What the task requires:
Review the material and extract every line in which the word "JSON" occurs.

Given records:
● ● ● ● ●

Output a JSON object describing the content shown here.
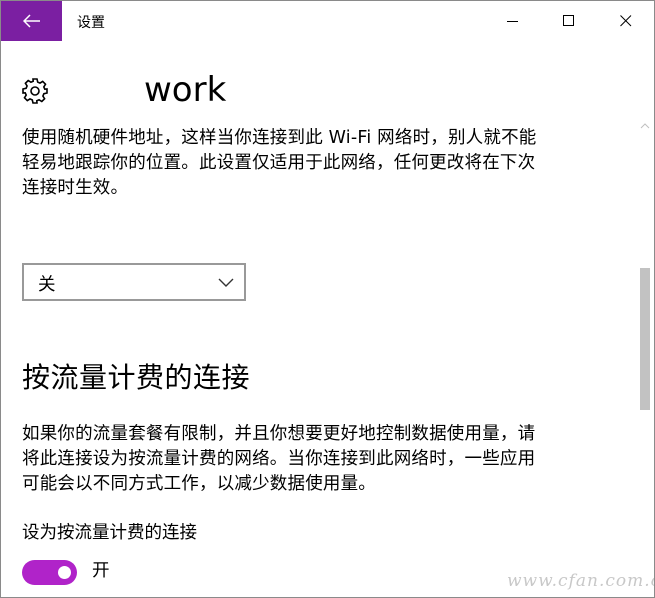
{
  "window": {
    "title": "设置",
    "back_icon": "arrow-left-icon",
    "accent_color": "#7b1fa2",
    "controls": {
      "minimize_icon": "minimize-icon",
      "maximize_icon": "maximize-icon",
      "close_icon": "close-icon"
    }
  },
  "header": {
    "icon": "gear-icon",
    "title": "work"
  },
  "random_hw_address": {
    "description_lines": [
      "使用随机硬件地址，这样当你连接到此 Wi-Fi 网络时，别人就不能",
      "轻易地跟踪你的位置。此设置仅适用于此网络，任何更改将在下次",
      "连接时生效。"
    ],
    "dropdown": {
      "selected": "关",
      "icon": "chevron-down-icon"
    }
  },
  "metered": {
    "heading": "按流量计费的连接",
    "description_lines": [
      "如果你的流量套餐有限制，并且你想要更好地控制数据使用量，请",
      "将此连接设为按流量计费的网络。当你连接到此网络时，一些应用",
      "可能会以不同方式工作，以减少数据使用量。"
    ],
    "toggle_label": "设为按流量计费的连接",
    "toggle_state": "开",
    "toggle_on": true,
    "toggle_color": "#b023c9"
  },
  "watermark": "www.cfan.com.cn"
}
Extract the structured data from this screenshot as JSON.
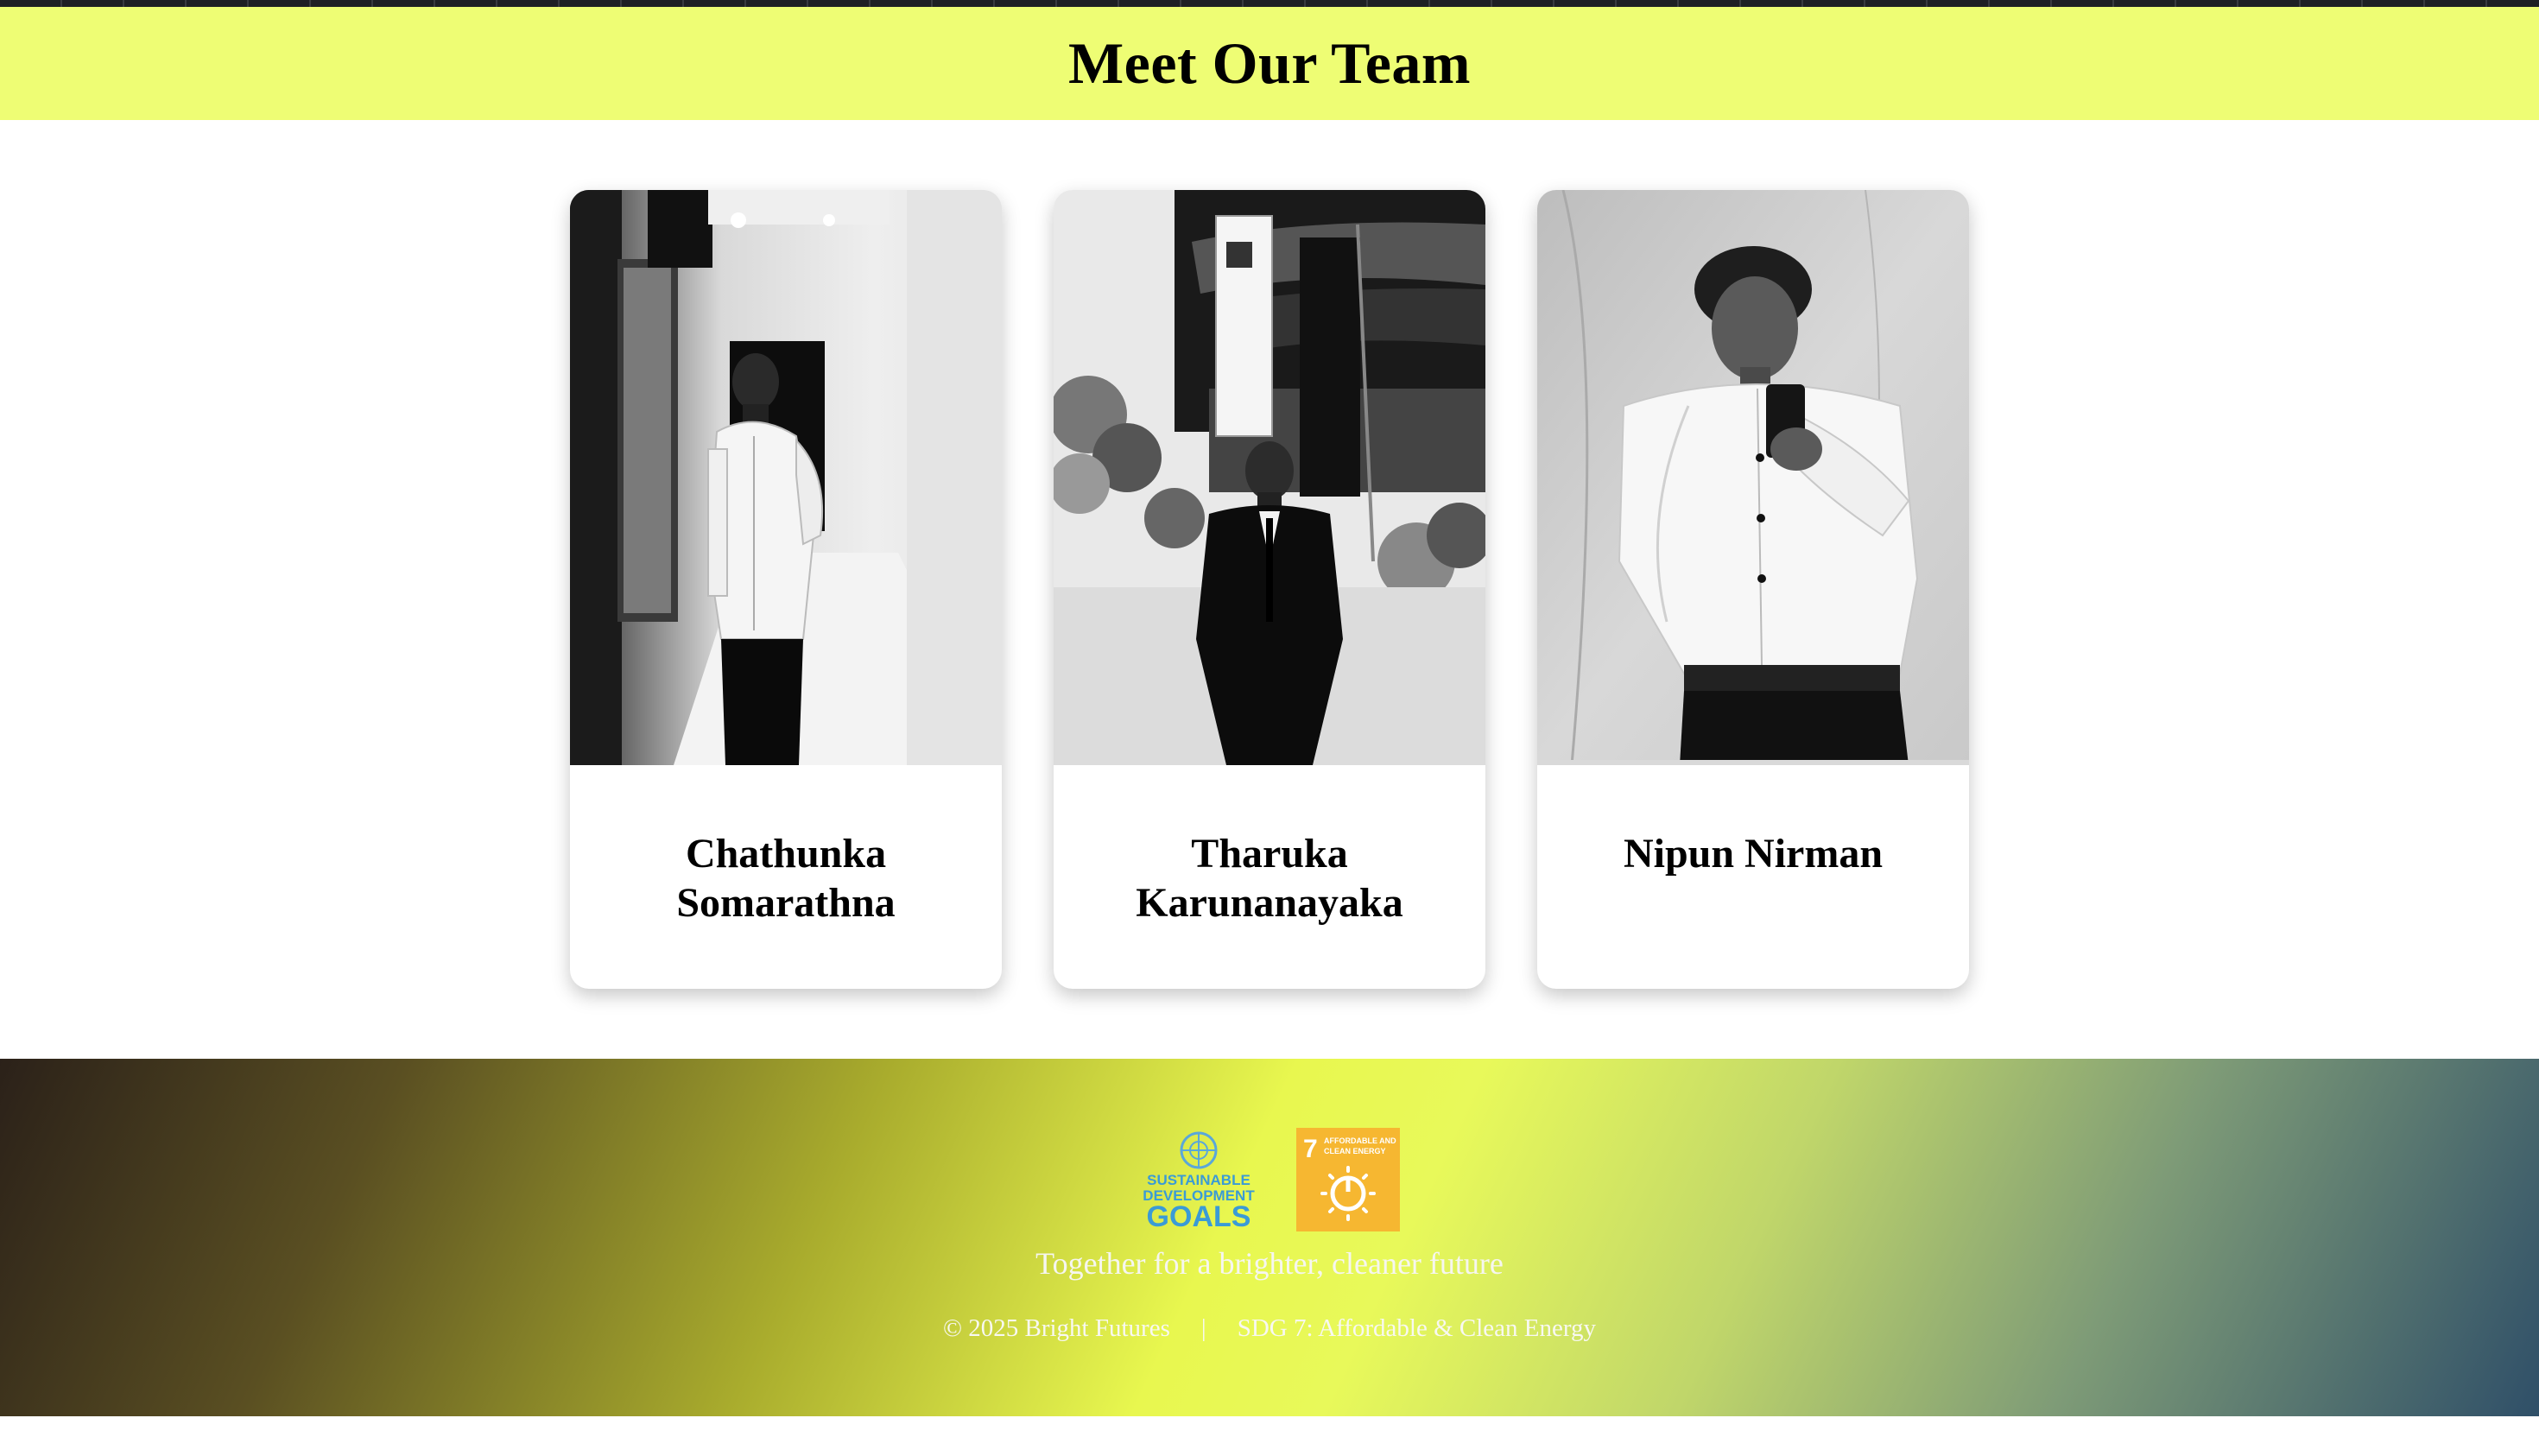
{
  "header": {
    "title": "Meet Our Team"
  },
  "team": {
    "members": [
      {
        "name": "Chathunka Somarathna",
        "photo_icon": "portrait-photo"
      },
      {
        "name": "Tharuka Karunanayaka",
        "photo_icon": "portrait-photo"
      },
      {
        "name": "Nipun Nirman",
        "photo_icon": "portrait-photo"
      }
    ]
  },
  "footer": {
    "logos": {
      "sdg_logo_text": "SUSTAINABLE DEVELOPMENT GOALS",
      "sdg7_number": "7",
      "sdg7_text": "AFFORDABLE AND CLEAN ENERGY"
    },
    "tagline": "Together for a brighter, cleaner future",
    "copyright": "© 2025 Bright Futures",
    "separator": "|",
    "sdg_label": "SDG 7: Affordable & Clean Energy"
  },
  "colors": {
    "header_bg": "#eefd74",
    "sdg7_orange": "#f6b731",
    "sdg_blue": "#3a9bd6"
  }
}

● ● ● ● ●

Problem solution:
Output a JSON object describing the content shown here.
Extract the structured data from this screenshot as JSON.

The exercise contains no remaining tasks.